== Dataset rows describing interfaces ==
···

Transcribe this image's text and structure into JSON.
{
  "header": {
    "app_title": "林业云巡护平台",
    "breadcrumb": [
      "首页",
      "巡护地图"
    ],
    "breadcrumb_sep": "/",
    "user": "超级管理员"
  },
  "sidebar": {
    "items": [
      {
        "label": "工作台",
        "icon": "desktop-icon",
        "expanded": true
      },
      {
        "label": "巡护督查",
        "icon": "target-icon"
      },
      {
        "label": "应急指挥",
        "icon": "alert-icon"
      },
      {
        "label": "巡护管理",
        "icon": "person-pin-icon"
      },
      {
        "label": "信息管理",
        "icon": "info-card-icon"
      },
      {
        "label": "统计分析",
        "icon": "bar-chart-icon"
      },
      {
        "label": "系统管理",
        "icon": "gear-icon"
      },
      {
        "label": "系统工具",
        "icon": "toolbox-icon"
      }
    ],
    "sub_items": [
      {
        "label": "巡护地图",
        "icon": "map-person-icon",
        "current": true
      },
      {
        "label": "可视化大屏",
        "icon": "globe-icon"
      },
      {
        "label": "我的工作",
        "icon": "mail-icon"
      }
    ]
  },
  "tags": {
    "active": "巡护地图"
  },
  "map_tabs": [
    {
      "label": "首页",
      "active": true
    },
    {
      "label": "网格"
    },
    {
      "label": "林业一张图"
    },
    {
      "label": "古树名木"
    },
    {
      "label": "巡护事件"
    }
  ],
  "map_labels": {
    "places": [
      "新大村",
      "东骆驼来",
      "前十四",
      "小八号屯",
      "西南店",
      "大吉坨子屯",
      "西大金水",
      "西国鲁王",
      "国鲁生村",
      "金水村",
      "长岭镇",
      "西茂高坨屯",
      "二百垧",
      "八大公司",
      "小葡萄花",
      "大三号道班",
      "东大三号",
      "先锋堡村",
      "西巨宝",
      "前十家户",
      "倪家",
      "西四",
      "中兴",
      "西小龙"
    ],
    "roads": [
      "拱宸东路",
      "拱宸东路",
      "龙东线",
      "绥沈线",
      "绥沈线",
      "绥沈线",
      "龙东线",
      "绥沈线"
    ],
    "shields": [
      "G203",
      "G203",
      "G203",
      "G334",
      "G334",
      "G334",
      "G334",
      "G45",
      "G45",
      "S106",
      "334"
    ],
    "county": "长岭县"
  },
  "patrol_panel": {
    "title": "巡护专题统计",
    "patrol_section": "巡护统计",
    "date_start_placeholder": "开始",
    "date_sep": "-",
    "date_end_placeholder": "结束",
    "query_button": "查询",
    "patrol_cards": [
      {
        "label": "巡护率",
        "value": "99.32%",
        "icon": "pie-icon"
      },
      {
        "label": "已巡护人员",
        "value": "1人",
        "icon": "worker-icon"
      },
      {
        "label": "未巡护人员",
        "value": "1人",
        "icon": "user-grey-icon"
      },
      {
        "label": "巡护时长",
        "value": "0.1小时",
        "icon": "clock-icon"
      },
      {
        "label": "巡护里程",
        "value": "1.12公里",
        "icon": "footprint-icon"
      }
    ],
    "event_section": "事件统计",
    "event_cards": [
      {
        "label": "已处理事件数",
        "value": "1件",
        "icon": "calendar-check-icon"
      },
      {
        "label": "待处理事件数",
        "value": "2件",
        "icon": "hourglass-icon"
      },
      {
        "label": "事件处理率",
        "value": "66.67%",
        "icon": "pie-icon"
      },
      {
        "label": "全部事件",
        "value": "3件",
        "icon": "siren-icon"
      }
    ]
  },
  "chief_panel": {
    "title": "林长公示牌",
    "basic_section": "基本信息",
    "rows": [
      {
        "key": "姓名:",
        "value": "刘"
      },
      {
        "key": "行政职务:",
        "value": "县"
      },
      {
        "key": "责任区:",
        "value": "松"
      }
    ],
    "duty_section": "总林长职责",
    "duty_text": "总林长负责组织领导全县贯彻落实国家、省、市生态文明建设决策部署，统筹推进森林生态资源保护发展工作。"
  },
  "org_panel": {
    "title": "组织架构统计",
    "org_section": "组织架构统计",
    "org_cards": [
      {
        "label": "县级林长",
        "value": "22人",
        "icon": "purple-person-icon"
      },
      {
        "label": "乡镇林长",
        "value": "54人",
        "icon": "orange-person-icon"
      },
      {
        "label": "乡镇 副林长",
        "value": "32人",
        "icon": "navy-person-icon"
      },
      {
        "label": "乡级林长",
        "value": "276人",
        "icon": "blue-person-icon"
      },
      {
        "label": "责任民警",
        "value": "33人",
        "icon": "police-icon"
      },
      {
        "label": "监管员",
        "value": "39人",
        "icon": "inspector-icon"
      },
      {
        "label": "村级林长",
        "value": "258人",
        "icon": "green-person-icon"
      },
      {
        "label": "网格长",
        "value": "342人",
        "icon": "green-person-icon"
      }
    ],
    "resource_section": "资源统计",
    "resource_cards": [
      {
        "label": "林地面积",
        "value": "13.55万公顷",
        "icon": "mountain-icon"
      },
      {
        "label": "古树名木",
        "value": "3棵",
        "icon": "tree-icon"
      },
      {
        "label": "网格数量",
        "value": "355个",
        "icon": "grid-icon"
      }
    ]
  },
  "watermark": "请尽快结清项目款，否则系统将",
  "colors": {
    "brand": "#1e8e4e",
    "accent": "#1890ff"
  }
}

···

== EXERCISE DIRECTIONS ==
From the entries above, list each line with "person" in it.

== ANSWER BOX ==
        "icon": "person-pin-icon"
        "icon": "map-person-icon",
        "icon": "purple-person-icon"
        "icon": "orange-person-icon"
        "icon": "navy-person-icon"
        "icon": "blue-person-icon"
        "icon": "green-person-icon"
        "icon": "green-person-icon"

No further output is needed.